''He's such an amazing talent. There's so much mystery behind his eyes.'' That's Jason Eisener, director of Hobo With a Shotgun, on Rutger Hauer, who plays the title character. We'll agree with Eisener, and add only that one of the mysteries is where on earth Hauer has been for the past 25 years.
The Dutch actor broke through as Roy Batty, the cyborg who gleefully crushes Harrison Ford's fingers in 1982's Blade Runner. He then knocked out some cult hits 1985's Ladyhawke, 1986's The Hitcher only to spend the next quarter century working in Europe or doing cameos in studio flicks like 2005's Batman Begins.

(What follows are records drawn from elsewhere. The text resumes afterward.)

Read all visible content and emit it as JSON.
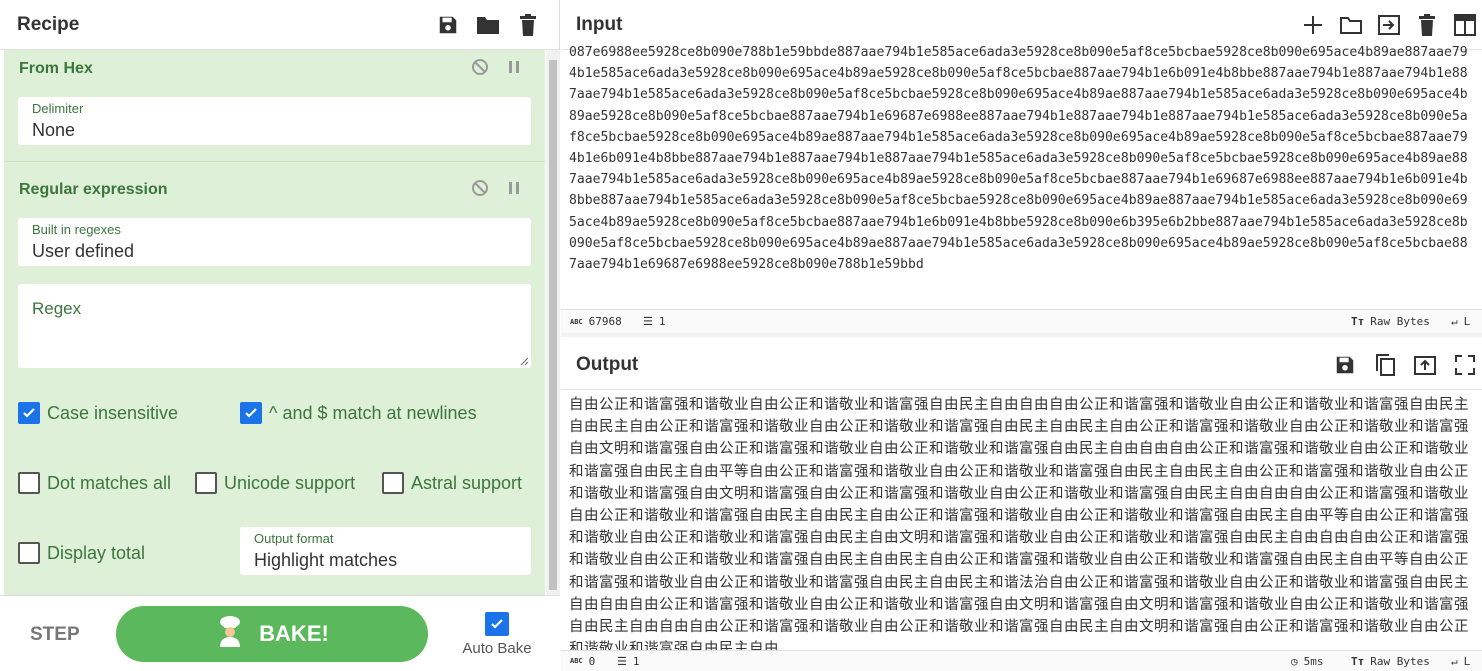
{
  "recipe": {
    "title": "Recipe",
    "ops": [
      {
        "name": "From Hex",
        "fields": [
          {
            "label": "Delimiter",
            "value": "None"
          }
        ]
      },
      {
        "name": "Regular expression",
        "fields": [
          {
            "label": "Built in regexes",
            "value": "User defined"
          },
          {
            "label": "",
            "value": "",
            "placeholder": "Regex"
          }
        ],
        "checks": [
          {
            "label": "Case insensitive",
            "checked": true
          },
          {
            "label": "^ and $ match at newlines",
            "checked": true
          },
          {
            "label": "Dot matches all",
            "checked": false
          },
          {
            "label": "Unicode support",
            "checked": false
          },
          {
            "label": "Astral support",
            "checked": false
          },
          {
            "label": "Display total",
            "checked": false
          }
        ],
        "output_format": {
          "label": "Output format",
          "value": "Highlight matches"
        }
      }
    ],
    "step_label": "STEP",
    "bake_label": "BAKE!",
    "autobake_label": "Auto Bake",
    "autobake_checked": true
  },
  "input": {
    "title": "Input",
    "text": "087e6988ee5928ce8b090e788b1e59bbde887aae794b1e585ace6ada3e5928ce8b090e5af8ce5bcbae5928ce8b090e695ace4b89ae887aae794b1e585ace6ada3e5928ce8b090e695ace4b89ae5928ce8b090e5af8ce5bcbae887aae794b1e6b091e4b8bbe887aae794b1e887aae794b1e887aae794b1e585ace6ada3e5928ce8b090e5af8ce5bcbae5928ce8b090e695ace4b89ae887aae794b1e585ace6ada3e5928ce8b090e695ace4b89ae5928ce8b090e5af8ce5bcbae887aae794b1e69687e6988ee887aae794b1e887aae794b1e887aae794b1e585ace6ada3e5928ce8b090e5af8ce5bcbae5928ce8b090e695ace4b89ae887aae794b1e585ace6ada3e5928ce8b090e695ace4b89ae5928ce8b090e5af8ce5bcbae887aae794b1e6b091e4b8bbe887aae794b1e887aae794b1e887aae794b1e585ace6ada3e5928ce8b090e5af8ce5bcbae5928ce8b090e695ace4b89ae887aae794b1e585ace6ada3e5928ce8b090e695ace4b89ae5928ce8b090e5af8ce5bcbae887aae794b1e69687e6988ee887aae794b1e6b091e4b8bbe887aae794b1e585ace6ada3e5928ce8b090e5af8ce5bcbae5928ce8b090e695ace4b89ae887aae794b1e585ace6ada3e5928ce8b090e695ace4b89ae5928ce8b090e5af8ce5bcbae887aae794b1e6b091e4b8bbe5928ce8b090e6b395e6b2bbe887aae794b1e585ace6ada3e5928ce8b090e5af8ce5bcbae5928ce8b090e695ace4b89ae887aae794b1e585ace6ada3e5928ce8b090e695ace4b89ae5928ce8b090e5af8ce5bcbae887aae794b1e69687e6988ee5928ce8b090e788b1e59bbd",
    "status": {
      "length": "67968",
      "lines": "1",
      "encoding": "Raw Bytes",
      "eol": "L"
    }
  },
  "output": {
    "title": "Output",
    "text": "自由公正和谐富强和谐敬业自由公正和谐敬业和谐富强自由民主自由自由自由公正和谐富强和谐敬业自由公正和谐敬业和谐富强自由民主自由民主自由公正和谐富强和谐敬业自由公正和谐敬业和谐富强自由民主自由民主自由公正和谐富强和谐敬业自由公正和谐敬业和谐富强自由文明和谐富强自由公正和谐富强和谐敬业自由公正和谐敬业和谐富强自由民主自由自由自由公正和谐富强和谐敬业自由公正和谐敬业和谐富强自由民主自由平等自由公正和谐富强和谐敬业自由公正和谐敬业和谐富强自由民主自由民主自由公正和谐富强和谐敬业自由公正和谐敬业和谐富强自由文明和谐富强自由公正和谐富强和谐敬业自由公正和谐敬业和谐富强自由民主自由自由自由公正和谐富强和谐敬业自由公正和谐敬业和谐富强自由民主自由民主自由公正和谐富强和谐敬业自由公正和谐敬业和谐富强自由民主自由平等自由公正和谐富强和谐敬业自由公正和谐敬业和谐富强自由民主自由文明和谐富强和谐敬业自由公正和谐敬业和谐富强自由民主自由自由自由公正和谐富强和谐敬业自由公正和谐敬业和谐富强自由民主自由民主自由公正和谐富强和谐敬业自由公正和谐敬业和谐富强自由民主自由平等自由公正和谐富强和谐敬业自由公正和谐敬业和谐富强自由民主自由民主和谐法治自由公正和谐富强和谐敬业自由公正和谐敬业和谐富强自由民主自由自由自由公正和谐富强和谐敬业自由公正和谐敬业和谐富强自由文明和谐富强自由文明和谐富强和谐敬业自由公正和谐敬业和谐富强自由民主自由自由自由公正和谐富强和谐敬业自由公正和谐敬业和谐富强自由民主自由文明和谐富强自由公正和谐富强和谐敬业自由公正和谐敬业和谐富强自由民主自由",
    "status": {
      "length": "0",
      "lines": "1",
      "time": "5ms",
      "encoding": "Raw Bytes",
      "eol": "L"
    }
  },
  "colors": {
    "accent": "#5cb85c",
    "op_bg": "#dff0d8",
    "op_text": "#3c763d",
    "checkbox": "#1a73e8"
  },
  "icons": {
    "recipe": [
      "save-icon",
      "folder-icon",
      "trash-icon"
    ],
    "input": [
      "plus-icon",
      "folder-icon",
      "input-file-icon",
      "trash-icon",
      "layout-icon"
    ],
    "output": [
      "save-icon",
      "copy-icon",
      "replace-input-icon",
      "maximize-icon"
    ]
  }
}
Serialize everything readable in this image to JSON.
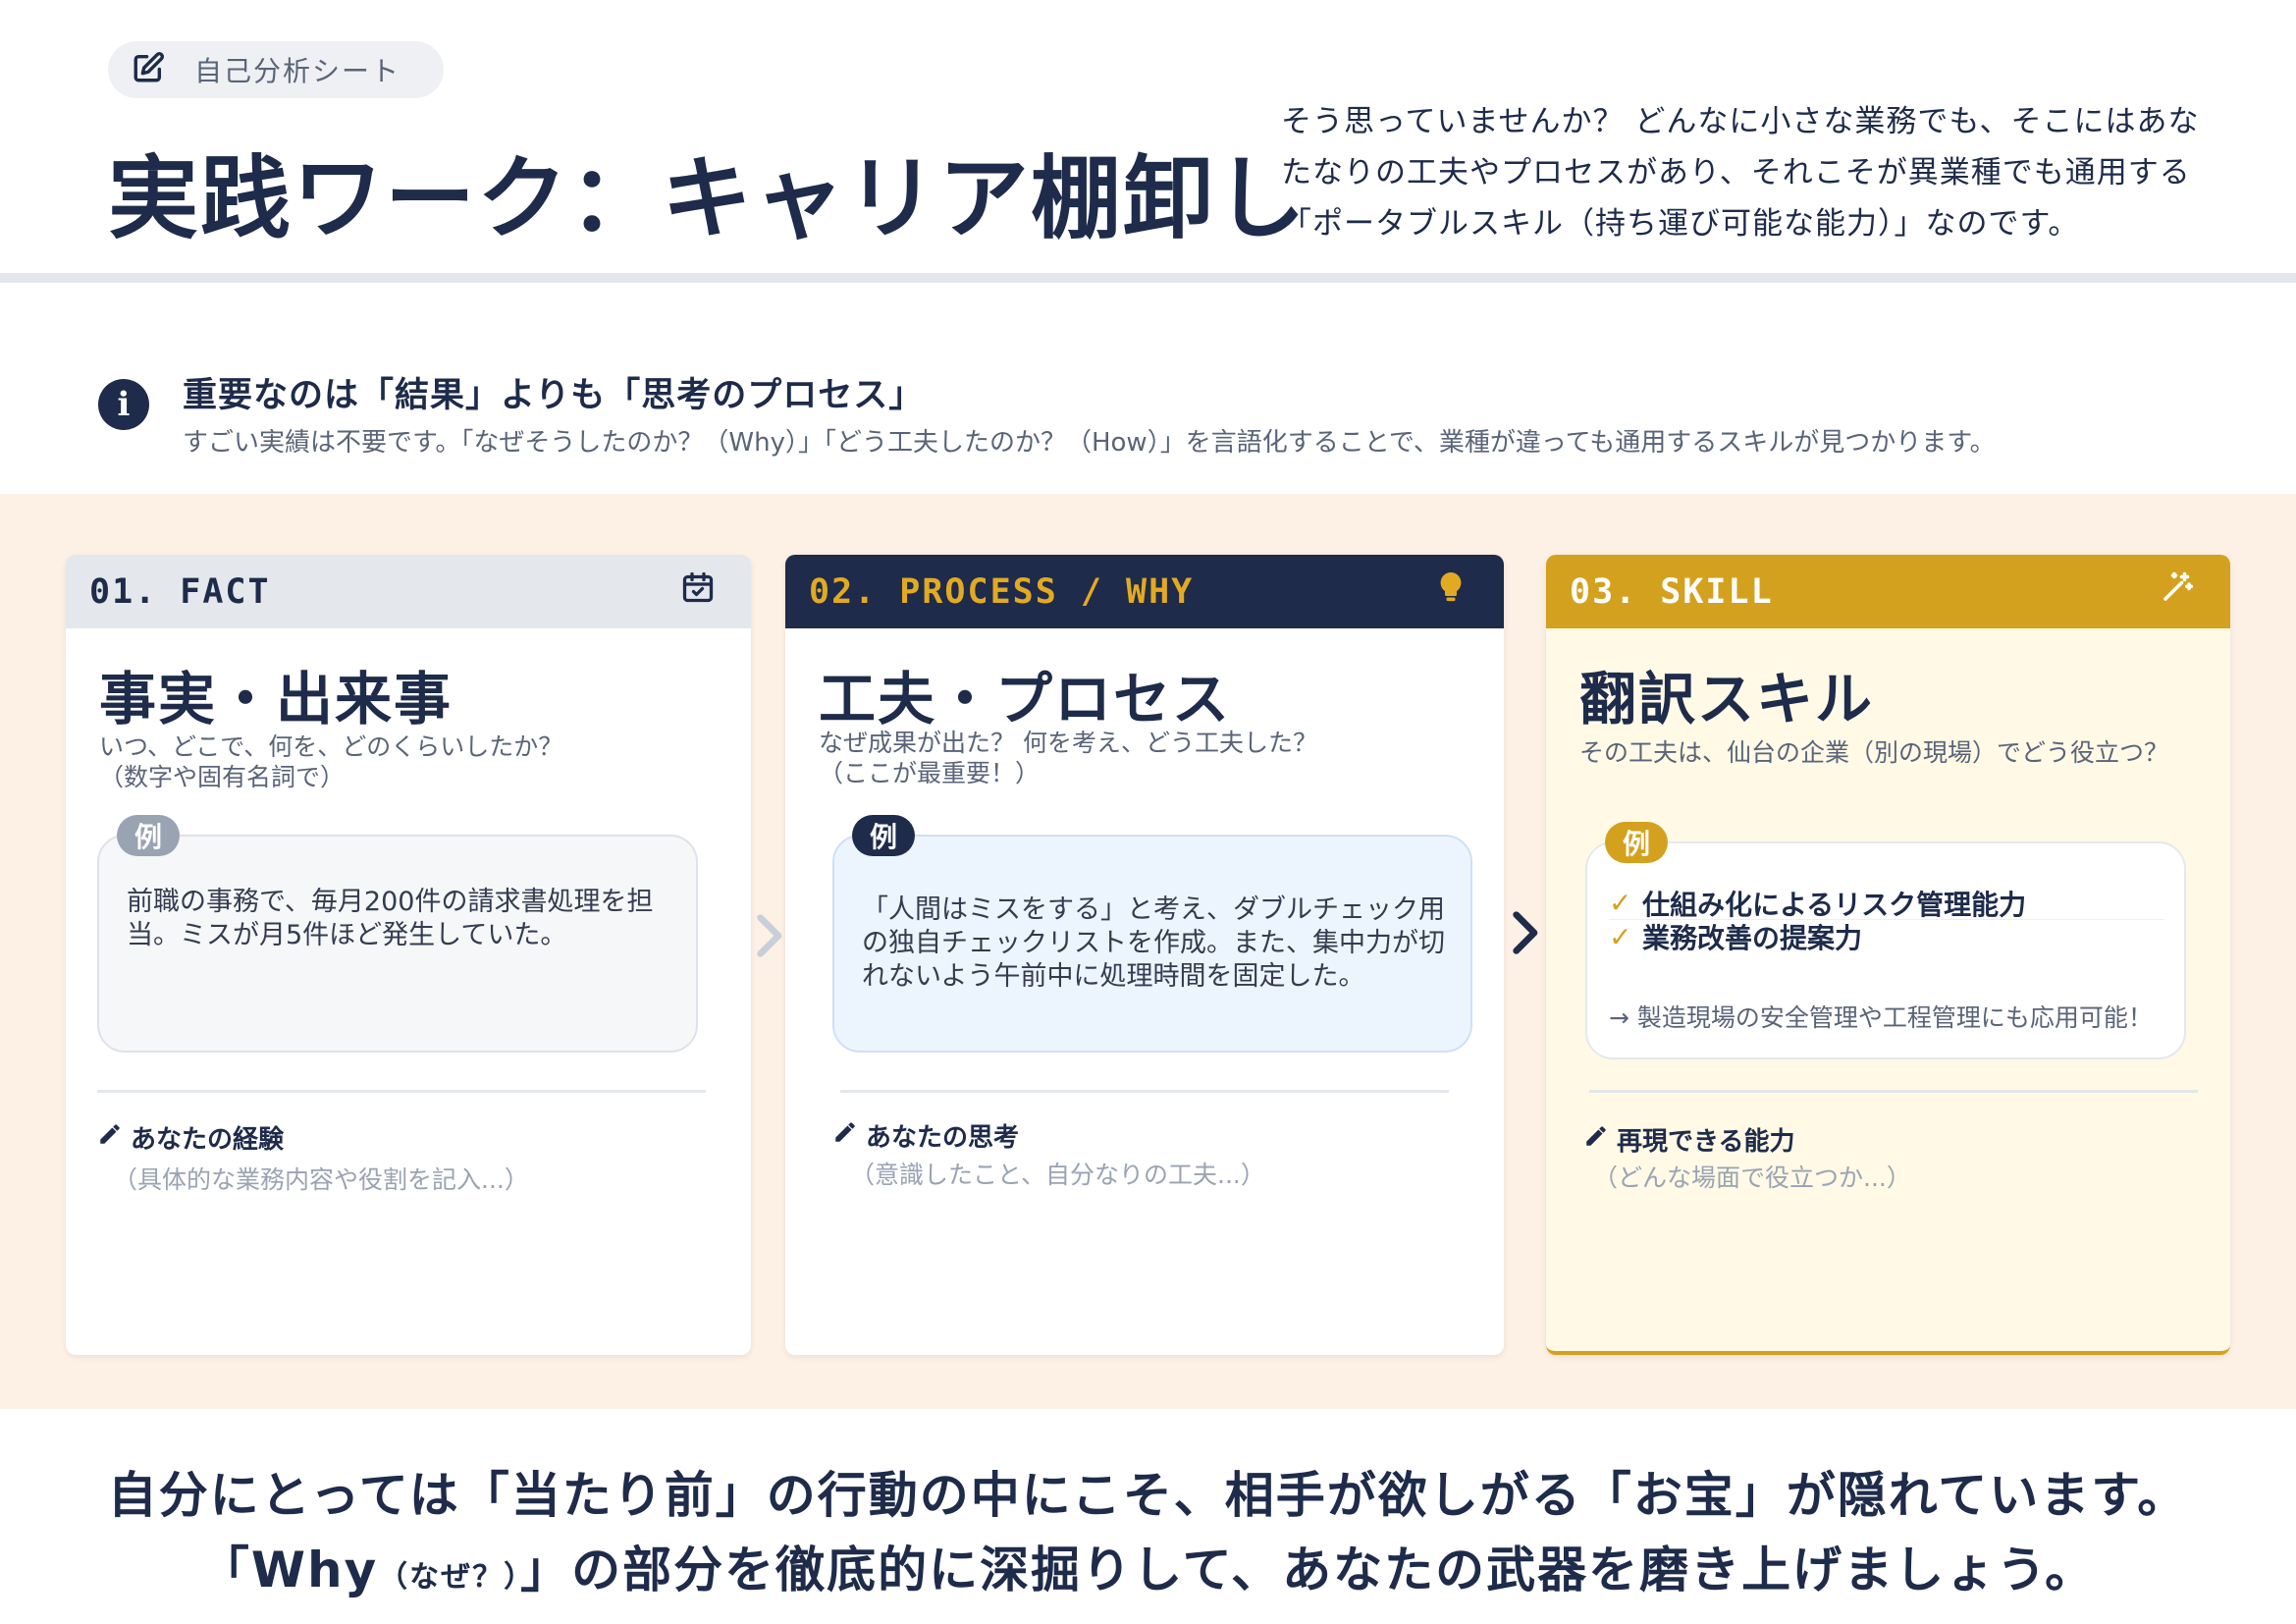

With the indie Hobo With a Shotgun (opening in limited release May 6, Not Rated), Hauer finally has a juicy lead role. A Sundance fest hit, Hobo is the bloody neo-exploitation tale of a homeless man (Hauer) who dreams of buying a lawn mower so he can start a gardening business, but ends up mowing down baddies with a shotgun instead. Since Hauer is also set to star in horror maestro Dario Argento's Dracula 3D, can we call this a comeback? ''Absolutely,'' says Hauer, 67. ''But the audience that will like Hobo has never seen me before, or hardly. I've made a ton of very interesting films, but Americans tend to go, 'Well, f -- - that s -- -.'''
Hauer's '80s output had at least one ardent fan: Eisener, who was partly inspired to go into filmmaking by The Hitcher and 1989's post-apocalyptic The Blood of Heroes. After Eisener's fake trailer for a then-nonexistent Hobo With a Shotgun won a contest set up by director Robert Rodriguez in 2007, he persuaded Hauer to star in a real movie with the same title. Hauer committed fully to the part, allowing himself to look extra ragged. ''The wrinkles come and they won't go away,'' he says, smiling. ''And there was no time for a pretty hobo!''